Show and Tell

I read the saddest thing this morning. It was just a sentence or two but it broke my heart a little.

[Mood and tone] are often confused and middle school students can't seem to find a way to differentiate the two, no matter how many times they are told that tone is what the author/narrator's attitude is towards the text and that mood is the reader's attitude toward the text.

Wow. That attitude just takes my breath away. "No matter how many times they are told" seems to me an expression of frustration. How often do we as parents and educators share that feeling? "I've told you and told you...!" Or, as my mother often phrased that same exasperation, "Do I have to jump up and down on your chest to teach/remind you to breathe???"

If nothing else, I've been very forcefully reminded lately that only the smallest portion of learning comes from being told something. And yet as adults we persist in believing that if we tell someone a thing enough times it will sink into their [presumably thick] heads and they will finally learn it. Stop and watch children convey information to one another. They use their entire bodies, miming actions, sketching pictures, holding up finished products, imitating sounds. Remember the old school assignment where you write instructions for a simple task such as making a peanut butter and jelly sandwich? I don't know how that assignment played out for others but in my class the teacher proceeded to demonstrate following our directions to the letter and made a huge mess. Because telling conveys only a small part of the experience. Imagine if we had been allowed to make the sandwich while describing our actions. Imagine if we had gotten to add a diagram of the steps or even a picture of a completed sandwich. Teaching incorporates so much more than telling, telling, telling.

What have you been telling your kids that you could express in another way?


  1. This reminds me of going through school myself. I always loved to read and write. But analyzing literature was BORING and sucked the joy right out of it for me. Reading is such pure pleasure and so transporting, and breaking it down into individual elements for forced analysis changes it into a science rather than an art.
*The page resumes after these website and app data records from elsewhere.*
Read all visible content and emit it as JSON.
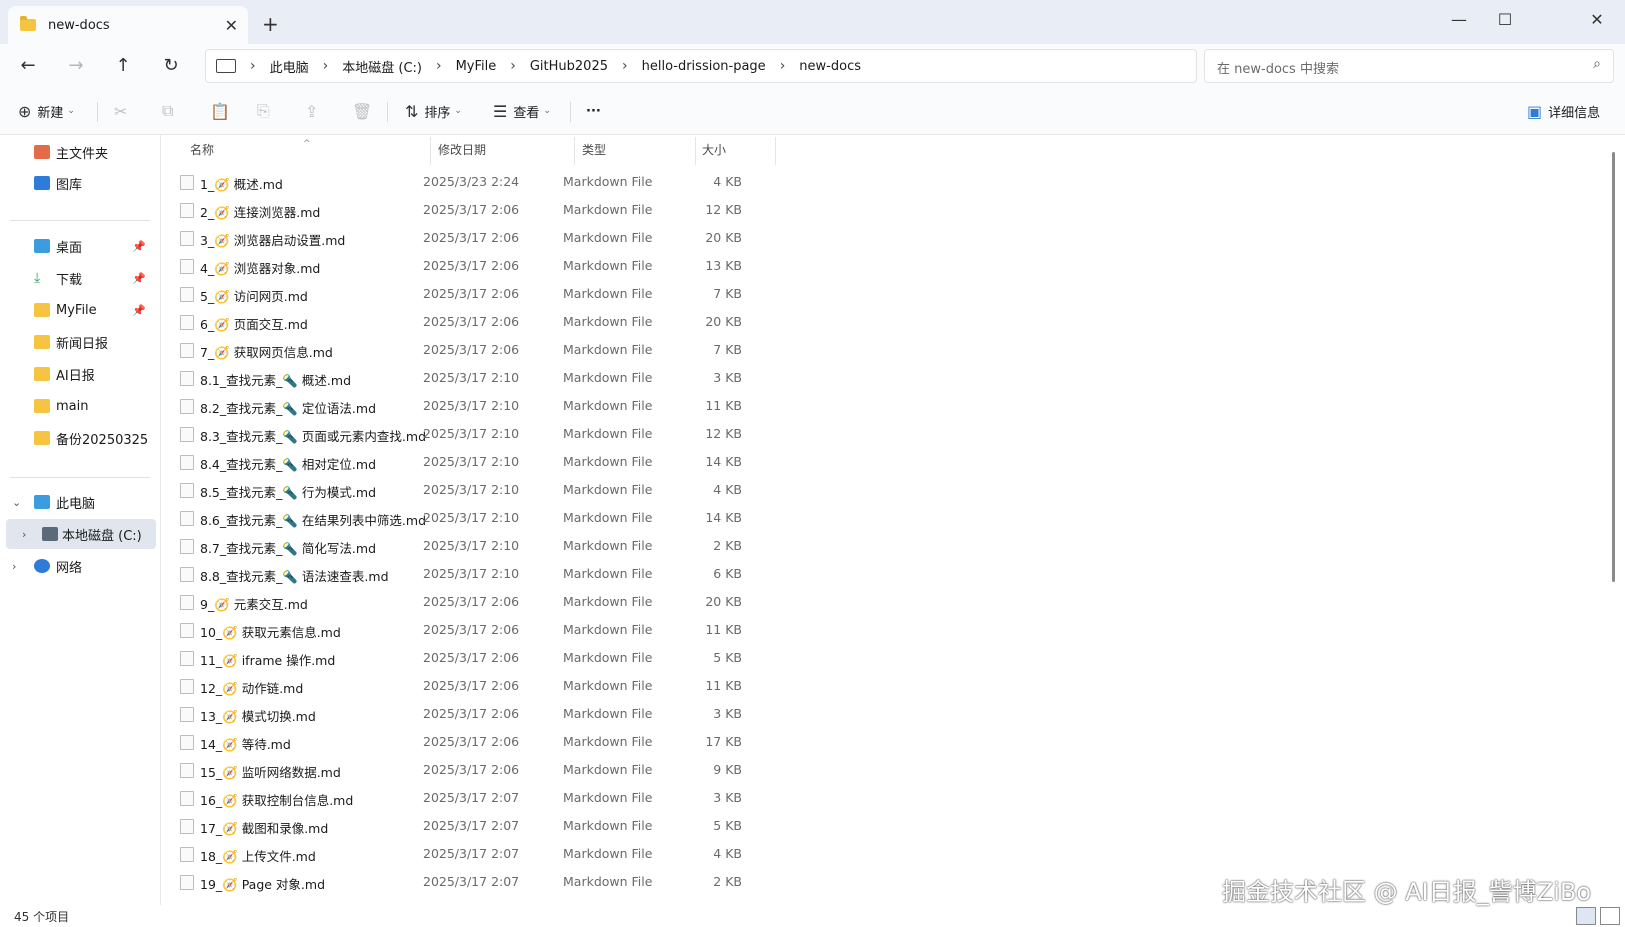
{
  "window": {
    "tab_title": "new-docs",
    "tab_close": "✕",
    "new_tab": "+",
    "minimize": "—",
    "maximize": "☐",
    "close": "✕"
  },
  "address_bar": {
    "breadcrumbs": [
      "此电脑",
      "本地磁盘 (C:)",
      "MyFile",
      "GitHub2025",
      "hello-drission-page",
      "new-docs"
    ],
    "search_placeholder": "在 new-docs 中搜索"
  },
  "toolbar": {
    "new_label": "新建",
    "sort_label": "排序",
    "view_label": "查看",
    "more_label": "···",
    "details_label": "详细信息"
  },
  "sidebar": {
    "quick": [
      {
        "label": "主文件夹",
        "icon": "home-icon"
      },
      {
        "label": "图库",
        "icon": "gallery-icon"
      }
    ],
    "pinned": [
      {
        "label": "桌面",
        "icon": "desktop-icon",
        "pinned": true
      },
      {
        "label": "下载",
        "icon": "download-icon",
        "pinned": true
      },
      {
        "label": "MyFile",
        "icon": "folder-icon",
        "pinned": true
      },
      {
        "label": "新闻日报",
        "icon": "folder-icon",
        "pinned": false
      },
      {
        "label": "AI日报",
        "icon": "folder-icon",
        "pinned": false
      },
      {
        "label": "main",
        "icon": "folder-icon",
        "pinned": false
      },
      {
        "label": "备份20250325",
        "icon": "folder-icon",
        "pinned": false
      }
    ],
    "tree": [
      {
        "label": "此电脑",
        "icon": "pc-icon",
        "expanded": true
      },
      {
        "label": "本地磁盘 (C:)",
        "icon": "disk-icon",
        "selected": true
      },
      {
        "label": "网络",
        "icon": "network-icon",
        "expanded": false
      }
    ]
  },
  "columns": {
    "name": "名称",
    "date": "修改日期",
    "type": "类型",
    "size": "大小"
  },
  "files": [
    {
      "name": "1_🧭 概述.md",
      "date": "2025/3/23 2:24",
      "type": "Markdown File",
      "size": "4 KB"
    },
    {
      "name": "2_🧭 连接浏览器.md",
      "date": "2025/3/17 2:06",
      "type": "Markdown File",
      "size": "12 KB"
    },
    {
      "name": "3_🧭 浏览器启动设置.md",
      "date": "2025/3/17 2:06",
      "type": "Markdown File",
      "size": "20 KB"
    },
    {
      "name": "4_🧭 浏览器对象.md",
      "date": "2025/3/17 2:06",
      "type": "Markdown File",
      "size": "13 KB"
    },
    {
      "name": "5_🧭 访问网页.md",
      "date": "2025/3/17 2:06",
      "type": "Markdown File",
      "size": "7 KB"
    },
    {
      "name": "6_🧭 页面交互.md",
      "date": "2025/3/17 2:06",
      "type": "Markdown File",
      "size": "20 KB"
    },
    {
      "name": "7_🧭 获取网页信息.md",
      "date": "2025/3/17 2:06",
      "type": "Markdown File",
      "size": "7 KB"
    },
    {
      "name": "8.1_查找元素_🔦 概述.md",
      "date": "2025/3/17 2:10",
      "type": "Markdown File",
      "size": "3 KB"
    },
    {
      "name": "8.2_查找元素_🔦 定位语法.md",
      "date": "2025/3/17 2:10",
      "type": "Markdown File",
      "size": "11 KB"
    },
    {
      "name": "8.3_查找元素_🔦 页面或元素内查找.md",
      "date": "2025/3/17 2:10",
      "type": "Markdown File",
      "size": "12 KB"
    },
    {
      "name": "8.4_查找元素_🔦 相对定位.md",
      "date": "2025/3/17 2:10",
      "type": "Markdown File",
      "size": "14 KB"
    },
    {
      "name": "8.5_查找元素_🔦 行为模式.md",
      "date": "2025/3/17 2:10",
      "type": "Markdown File",
      "size": "4 KB"
    },
    {
      "name": "8.6_查找元素_🔦 在结果列表中筛选.md",
      "date": "2025/3/17 2:10",
      "type": "Markdown File",
      "size": "14 KB"
    },
    {
      "name": "8.7_查找元素_🔦 简化写法.md",
      "date": "2025/3/17 2:10",
      "type": "Markdown File",
      "size": "2 KB"
    },
    {
      "name": "8.8_查找元素_🔦 语法速查表.md",
      "date": "2025/3/17 2:10",
      "type": "Markdown File",
      "size": "6 KB"
    },
    {
      "name": "9_🧭 元素交互.md",
      "date": "2025/3/17 2:06",
      "type": "Markdown File",
      "size": "20 KB"
    },
    {
      "name": "10_🧭 获取元素信息.md",
      "date": "2025/3/17 2:06",
      "type": "Markdown File",
      "size": "11 KB"
    },
    {
      "name": "11_🧭 iframe 操作.md",
      "date": "2025/3/17 2:06",
      "type": "Markdown File",
      "size": "5 KB"
    },
    {
      "name": "12_🧭 动作链.md",
      "date": "2025/3/17 2:06",
      "type": "Markdown File",
      "size": "11 KB"
    },
    {
      "name": "13_🧭 模式切换.md",
      "date": "2025/3/17 2:06",
      "type": "Markdown File",
      "size": "3 KB"
    },
    {
      "name": "14_🧭 等待.md",
      "date": "2025/3/17 2:06",
      "type": "Markdown File",
      "size": "17 KB"
    },
    {
      "name": "15_🧭 监听网络数据.md",
      "date": "2025/3/17 2:06",
      "type": "Markdown File",
      "size": "9 KB"
    },
    {
      "name": "16_🧭 获取控制台信息.md",
      "date": "2025/3/17 2:07",
      "type": "Markdown File",
      "size": "3 KB"
    },
    {
      "name": "17_🧭 截图和录像.md",
      "date": "2025/3/17 2:07",
      "type": "Markdown File",
      "size": "5 KB"
    },
    {
      "name": "18_🧭 上传文件.md",
      "date": "2025/3/17 2:07",
      "type": "Markdown File",
      "size": "4 KB"
    },
    {
      "name": "19_🧭 Page 对象.md",
      "date": "2025/3/17 2:07",
      "type": "Markdown File",
      "size": "2 KB"
    }
  ],
  "status": {
    "item_count": "45 个项目"
  },
  "watermark": "掘金技术社区 @ AI日报_訾博ZiBo"
}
    I really need to work on how I approach the fact that my son's room is always a mess! I keep telling him that the easiest way to keep your stuff clean is to have less stuff, but it's not working. :P

  2. My girlies and I are right there with you on hating literature analysis. It does provide some useful tools, though, for reading and writing. Which is why I'm hitting the highlights with the girlies. Our lesson on mood and tone, for instance, centered mainly around YouTube where we watched trailers for movies or shows we've seen and then watched "recut" trailers for those same things which change the mood and tone (search for "Scary Mary trailer" if you have no idea what I'm talking about). Then we tried writing our own paragraphs, changing the mood or tone for the same paragraph.

    Oh, and the "less stuff" lesson? If you figure out how to teach that one, please drop a line. One of my kids needs it taught in a new way too!